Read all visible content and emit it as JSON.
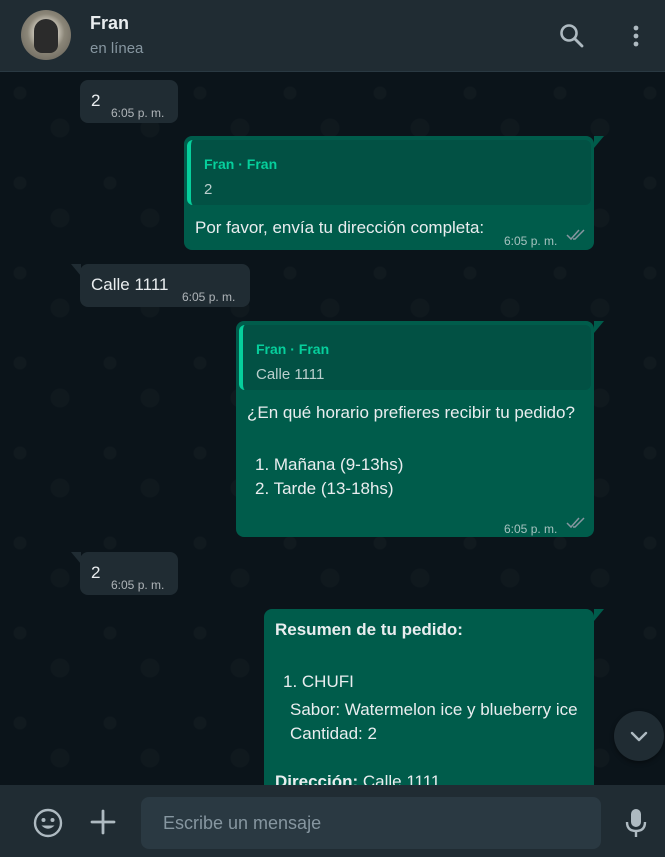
{
  "header": {
    "contact_name": "Fran",
    "contact_status": "en línea"
  },
  "messages": [
    {
      "direction": "in",
      "text": "2",
      "time": "6:05 p. m."
    },
    {
      "direction": "out",
      "quote_author": "Fran · Fran",
      "quote_text": "2",
      "text": "Por favor, envía tu dirección completa:",
      "time": "6:05 p. m.",
      "status": "read"
    },
    {
      "direction": "in",
      "text": "Calle 1111",
      "time": "6:05 p. m."
    },
    {
      "direction": "out",
      "quote_author": "Fran · Fran",
      "quote_text": "Calle 1111",
      "text": "¿En qué horario prefieres recibir tu pedido?",
      "options": [
        "1. Mañana (9-13hs)",
        "2. Tarde (13-18hs)"
      ],
      "time": "6:05 p. m.",
      "status": "read"
    },
    {
      "direction": "in",
      "text": "2",
      "time": "6:05 p. m."
    },
    {
      "direction": "out",
      "summary_title": "Resumen de tu pedido:",
      "item": "1. CHUFI",
      "flavor": "Sabor: Watermelon ice y blueberry ice",
      "quantity": "Cantidad: 2",
      "address_label": "Dirección:",
      "address_value": " Calle 1111"
    }
  ],
  "composer": {
    "placeholder": "Escribe un mensaje"
  },
  "icons": {
    "search": "search-icon",
    "menu": "kebab-menu-icon",
    "emoji": "emoji-icon",
    "attach": "plus-icon",
    "mic": "microphone-icon",
    "scroll": "chevron-down-icon"
  },
  "colors": {
    "accent": "#06cf9c",
    "outgoing_bubble": "#005c4b",
    "incoming_bubble": "#202c33",
    "read_ticks": "#8696a0"
  }
}
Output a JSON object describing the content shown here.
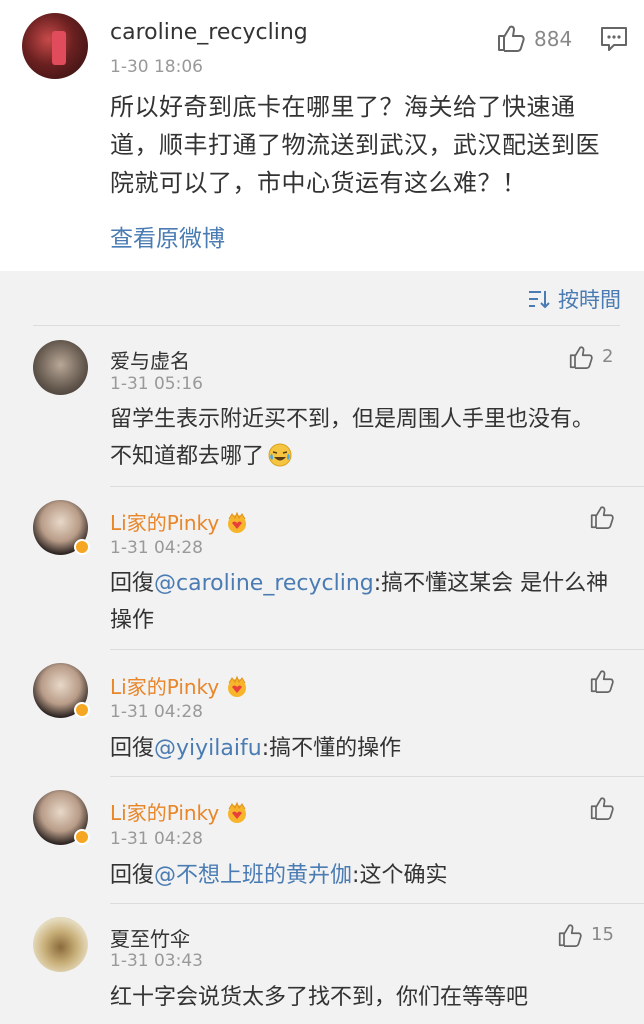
{
  "main_post": {
    "username": "caroline_recycling",
    "time": "1-30 18:06",
    "like_count": "884",
    "text": "所以好奇到底卡在哪里了？海关给了快速通道，顺丰打通了物流送到武汉，武汉配送到医院就可以了，市中心货运有这么难？！",
    "view_original": "查看原微博"
  },
  "sort": {
    "label": "按時間"
  },
  "comments": [
    {
      "username": "爱与虚名",
      "time": "1-31 05:16",
      "like_count": "2",
      "text": "留学生表示附近买不到，但是周围人手里也没有。不知道都去哪了",
      "emoji": "crying-laughing-emoji"
    },
    {
      "username": "Li家的Pinky",
      "time": "1-31 04:28",
      "reply_prefix": "回復",
      "mention": "@caroline_recycling",
      "text": ":搞不懂这某会  是什么神操作"
    },
    {
      "username": "Li家的Pinky",
      "time": "1-31 04:28",
      "reply_prefix": "回復",
      "mention": "@yiyilaifu",
      "text": ":搞不懂的操作"
    },
    {
      "username": "Li家的Pinky",
      "time": "1-31 04:28",
      "reply_prefix": "回復",
      "mention": "@不想上班的黄卉伽",
      "text": ":这个确实"
    },
    {
      "username": "夏至竹伞",
      "time": "1-31 03:43",
      "like_count": "15",
      "text": "红十字会说货太多了找不到，你们在等等吧"
    }
  ],
  "colors": {
    "link": "#4a7cb3",
    "vip_name": "#e8862a",
    "muted": "#999999"
  }
}
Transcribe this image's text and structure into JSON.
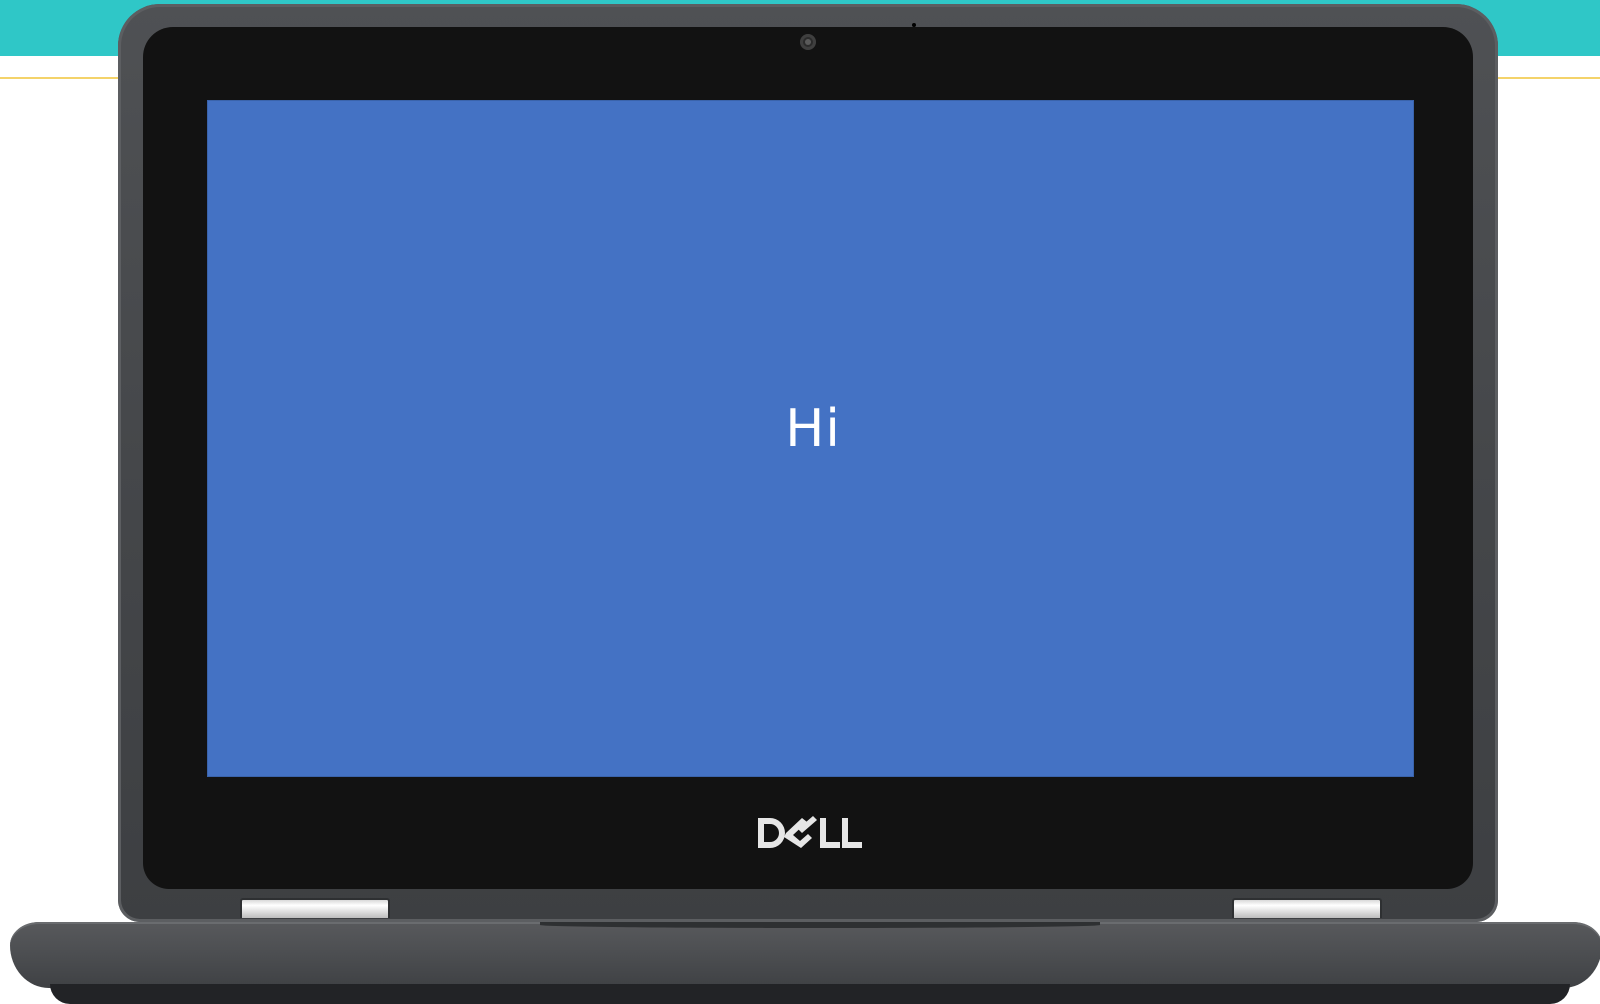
{
  "screen": {
    "text": "Hi",
    "background_color": "#4472c4",
    "text_color": "#ffffff"
  },
  "device": {
    "brand": "DELL",
    "icons": [
      "webcam-icon",
      "dell-logo"
    ]
  },
  "colors": {
    "banner": "#2fc7c7",
    "banner_rule": "#f4d36a",
    "bezel": "#121212",
    "chassis": "#4b4d50"
  }
}
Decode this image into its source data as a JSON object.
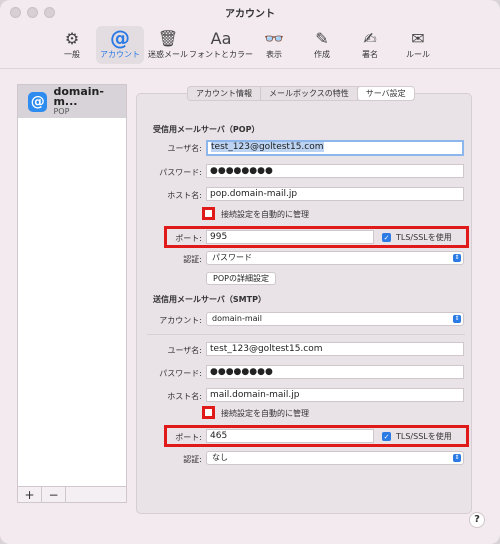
{
  "window": {
    "title": "アカウント"
  },
  "toolbar": {
    "items": [
      {
        "icon": "gear-icon",
        "glyph": "⚙",
        "label": "一般"
      },
      {
        "icon": "at-sign-icon",
        "glyph": "@",
        "label": "アカウント"
      },
      {
        "icon": "junk-mail-icon",
        "glyph": "🗑",
        "label": "迷惑メール"
      },
      {
        "icon": "fonts-icon",
        "glyph": "Aa",
        "label": "フォントとカラー"
      },
      {
        "icon": "glasses-icon",
        "glyph": "👓",
        "label": "表示"
      },
      {
        "icon": "compose-icon",
        "glyph": "✎",
        "label": "作成"
      },
      {
        "icon": "signature-icon",
        "glyph": "✍",
        "label": "署名"
      },
      {
        "icon": "rules-icon",
        "glyph": "✉",
        "label": "ルール"
      }
    ]
  },
  "accounts": {
    "items": [
      {
        "name": "domain-m...",
        "type": "POP",
        "icon_glyph": "@"
      }
    ],
    "add_label": "+",
    "remove_label": "−"
  },
  "tabs": [
    {
      "label": "アカウント情報"
    },
    {
      "label": "メールボックスの特性"
    },
    {
      "label": "サーバ設定"
    }
  ],
  "incoming": {
    "heading": "受信用メールサーバ（POP）",
    "username_label": "ユーザ名:",
    "username": "test_123@goltest15.com",
    "password_label": "パスワード:",
    "password": "●●●●●●●●",
    "host_label": "ホスト名:",
    "host": "pop.domain-mail.jp",
    "auto_manage_label": "接続設定を自動的に管理",
    "port_label": "ポート:",
    "port": "995",
    "tls_label": "TLS/SSLを使用",
    "auth_label": "認証:",
    "auth": "パスワード",
    "advanced_button": "POPの詳細設定"
  },
  "outgoing": {
    "heading": "送信用メールサーバ（SMTP）",
    "account_label": "アカウント:",
    "account": "domain-mail",
    "username_label": "ユーザ名:",
    "username": "test_123@goltest15.com",
    "password_label": "パスワード:",
    "password": "●●●●●●●●",
    "host_label": "ホスト名:",
    "host": "mail.domain-mail.jp",
    "auto_manage_label": "接続設定を自動的に管理",
    "port_label": "ポート:",
    "port": "465",
    "tls_label": "TLS/SSLを使用",
    "auth_label": "認証:",
    "auth": "なし"
  },
  "help_label": "?",
  "colors": {
    "accent": "#2c7be5",
    "highlight_red": "#e01919"
  }
}
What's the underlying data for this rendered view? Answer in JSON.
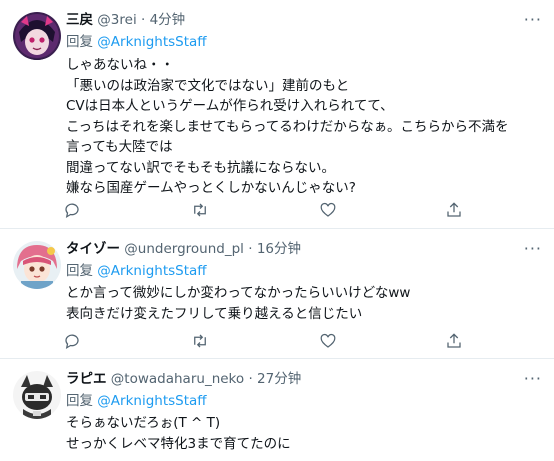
{
  "tweets": [
    {
      "name": "三戻",
      "handle": "@3rei",
      "separator": "·",
      "time": "4分钟",
      "reply_prefix": "回复",
      "reply_to": "@ArknightsStaff",
      "lines": [
        "しゃあないね・・",
        "「悪いのは政治家で文化ではない」建前のもと",
        "CVは日本人というゲームが作られ受け入れられてて、",
        "こっちはそれを楽しませてもらってるわけだからなぁ。こちらから不満を",
        "言っても大陸では",
        "間違ってない訳でそもそも抗議にならない。",
        "嫌なら国産ゲームやっとくしかないんじゃない?"
      ],
      "more_icon": "more-dots-icon"
    },
    {
      "name": "タイゾー",
      "handle": "@underground_pl",
      "separator": "·",
      "time": "16分钟",
      "reply_prefix": "回复",
      "reply_to": "@ArknightsStaff",
      "lines": [
        "とか言って微妙にしか変わってなかったらいいけどなww",
        "表向きだけ変えたフリして乗り越えると信じたい"
      ],
      "more_icon": "more-dots-icon"
    },
    {
      "name": "ラピエ",
      "handle": "@towadaharu_neko",
      "separator": "·",
      "time": "27分钟",
      "reply_prefix": "回复",
      "reply_to": "@ArknightsStaff",
      "lines": [
        "そらぁないだろぉ(T ^ T)",
        "せっかくレベマ特化3まで育てたのに"
      ],
      "more_icon": "more-dots-icon"
    }
  ],
  "actions": [
    "reply-icon",
    "retweet-icon",
    "like-icon",
    "share-icon"
  ],
  "colors": {
    "text": "#0f1419",
    "secondary": "#536471",
    "mention": "#1d9bf0",
    "divider": "#e6ecf0"
  }
}
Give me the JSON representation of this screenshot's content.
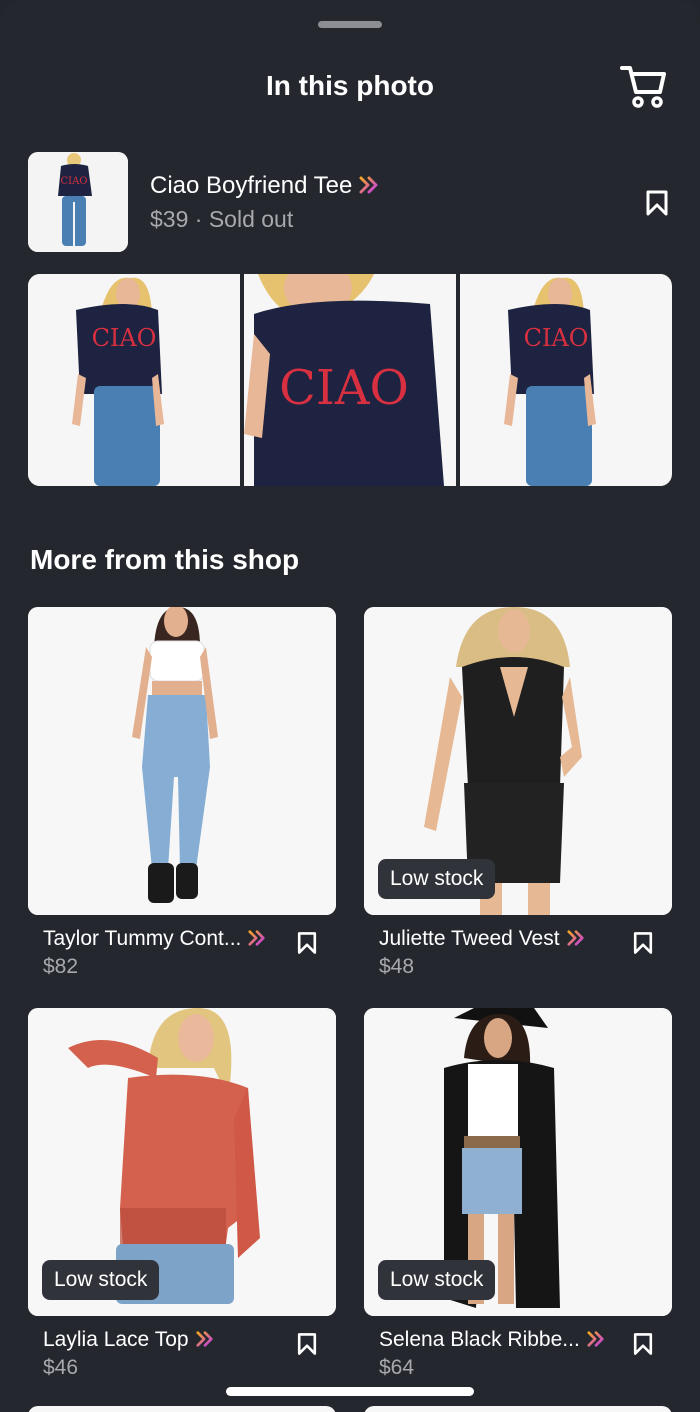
{
  "header": {
    "title": "In this photo",
    "cart_icon": "cart-icon"
  },
  "product": {
    "name": "Ciao Boyfriend Tee",
    "price": "$39",
    "separator": " · ",
    "status": "Sold out",
    "thumb_print": "CIAO",
    "gallery_prints": [
      "CIAO",
      "CIAO",
      "CIAO"
    ]
  },
  "section": {
    "title": "More from this shop"
  },
  "items": [
    {
      "name": "Taylor Tummy Cont...",
      "price": "$82",
      "badge": ""
    },
    {
      "name": "Juliette Tweed Vest",
      "price": "$48",
      "badge": "Low stock"
    },
    {
      "name": "Laylia Lace Top",
      "price": "$46",
      "badge": "Low stock"
    },
    {
      "name": "Selena Black Ribbe...",
      "price": "$64",
      "badge": "Low stock"
    }
  ],
  "colors": {
    "background": "#25272e",
    "accent_gradient_start": "#f5a623",
    "accent_gradient_end": "#c13ae6",
    "muted_text": "#a7a9ae"
  }
}
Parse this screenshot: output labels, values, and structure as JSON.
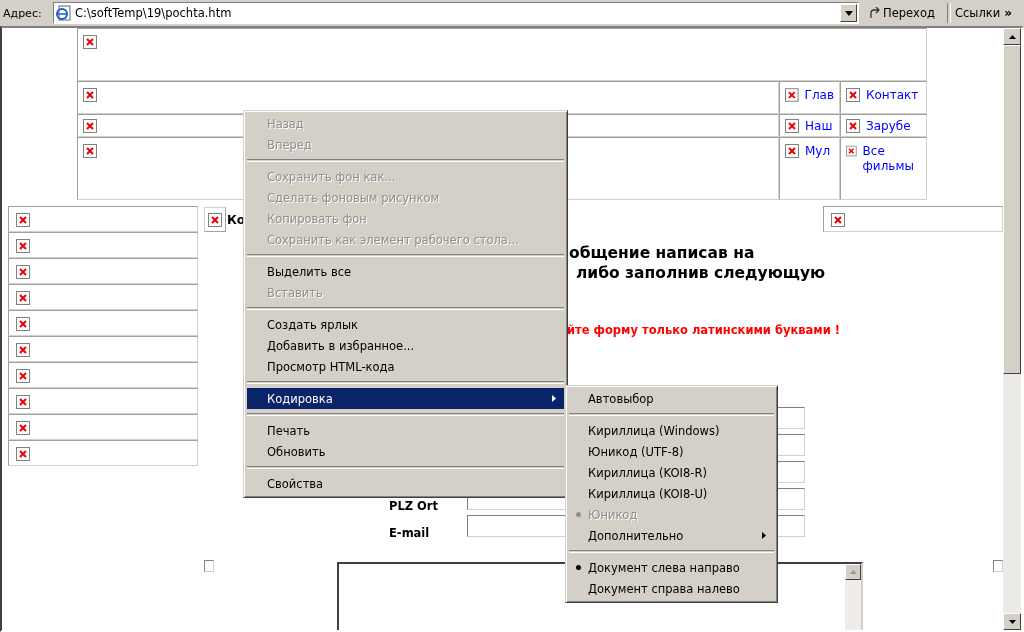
{
  "address_bar": {
    "label": "Адрес:",
    "url": "C:\\softTemp\\19\\pochta.htm",
    "go_button": "Переход",
    "links_label": "Ссылки",
    "links_more": "»"
  },
  "nav_rows": [
    {
      "links": [
        "Глав",
        "Контакт"
      ]
    },
    {
      "links": [
        "Наш",
        "Зарубе"
      ]
    },
    {
      "links": [
        "Мул",
        "Все фильмы"
      ]
    }
  ],
  "content": {
    "title_fragment": "Ко",
    "heading": [
      "общение написав на",
      "либо заполнив следующую"
    ],
    "notice": "йте форму только латинскими буквами !",
    "form_labels": [
      "PLZ Ort",
      "E-mail"
    ]
  },
  "context_menu": {
    "items": [
      {
        "kind": "item",
        "label": "Назад",
        "disabled": true,
        "selected": false,
        "has_submenu": false
      },
      {
        "kind": "item",
        "label": "Вперед",
        "disabled": true,
        "selected": false,
        "has_submenu": false
      },
      {
        "kind": "separator"
      },
      {
        "kind": "item",
        "label": "Сохранить фон как...",
        "disabled": true,
        "selected": false,
        "has_submenu": false
      },
      {
        "kind": "item",
        "label": "Сделать фоновым рисунком",
        "disabled": true,
        "selected": false,
        "has_submenu": false
      },
      {
        "kind": "item",
        "label": "Копировать фон",
        "disabled": true,
        "selected": false,
        "has_submenu": false
      },
      {
        "kind": "item",
        "label": "Сохранить как элемент рабочего стола...",
        "disabled": true,
        "selected": false,
        "has_submenu": false
      },
      {
        "kind": "separator"
      },
      {
        "kind": "item",
        "label": "Выделить все",
        "disabled": false,
        "selected": false,
        "has_submenu": false
      },
      {
        "kind": "item",
        "label": "Вставить",
        "disabled": true,
        "selected": false,
        "has_submenu": false
      },
      {
        "kind": "separator"
      },
      {
        "kind": "item",
        "label": "Создать ярлык",
        "disabled": false,
        "selected": false,
        "has_submenu": false
      },
      {
        "kind": "item",
        "label": "Добавить в избранное...",
        "disabled": false,
        "selected": false,
        "has_submenu": false
      },
      {
        "kind": "item",
        "label": "Просмотр HTML-кода",
        "disabled": false,
        "selected": false,
        "has_submenu": false
      },
      {
        "kind": "separator"
      },
      {
        "kind": "item",
        "label": "Кодировка",
        "disabled": false,
        "selected": true,
        "has_submenu": true
      },
      {
        "kind": "separator"
      },
      {
        "kind": "item",
        "label": "Печать",
        "disabled": false,
        "selected": false,
        "has_submenu": false
      },
      {
        "kind": "item",
        "label": "Обновить",
        "disabled": false,
        "selected": false,
        "has_submenu": false
      },
      {
        "kind": "separator"
      },
      {
        "kind": "item",
        "label": "Свойства",
        "disabled": false,
        "selected": false,
        "has_submenu": false
      }
    ]
  },
  "submenu": {
    "items": [
      {
        "kind": "item",
        "label": "Автовыбор",
        "disabled": false,
        "checked": false,
        "selected": false,
        "has_submenu": false
      },
      {
        "kind": "separator"
      },
      {
        "kind": "item",
        "label": "Кириллица (Windows)",
        "disabled": false,
        "checked": false,
        "selected": false,
        "has_submenu": false
      },
      {
        "kind": "item",
        "label": "Юникод (UTF-8)",
        "disabled": false,
        "checked": false,
        "selected": false,
        "has_submenu": false
      },
      {
        "kind": "item",
        "label": "Кириллица (KOI8-R)",
        "disabled": false,
        "checked": false,
        "selected": false,
        "has_submenu": false
      },
      {
        "kind": "item",
        "label": "Кириллица (KOI8-U)",
        "disabled": false,
        "checked": false,
        "selected": false,
        "has_submenu": false
      },
      {
        "kind": "item",
        "label": "Юникод",
        "disabled": true,
        "checked": true,
        "selected": false,
        "has_submenu": false
      },
      {
        "kind": "item",
        "label": "Дополнительно",
        "disabled": false,
        "checked": false,
        "selected": false,
        "has_submenu": true
      },
      {
        "kind": "separator"
      },
      {
        "kind": "item",
        "label": "Документ слева направо",
        "disabled": false,
        "checked": true,
        "selected": false,
        "has_submenu": false
      },
      {
        "kind": "item",
        "label": "Документ справа налево",
        "disabled": false,
        "checked": false,
        "selected": false,
        "has_submenu": false
      }
    ]
  }
}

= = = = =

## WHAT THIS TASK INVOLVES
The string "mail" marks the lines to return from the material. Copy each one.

## RESPONSE TO THIS TASK
        "icon": "junk-mail-icon",
    "host": "pop.domain-mail.jp",
    "account": "domain-mail",
    "host": "mail.domain-mail.jp",
      "E-mail"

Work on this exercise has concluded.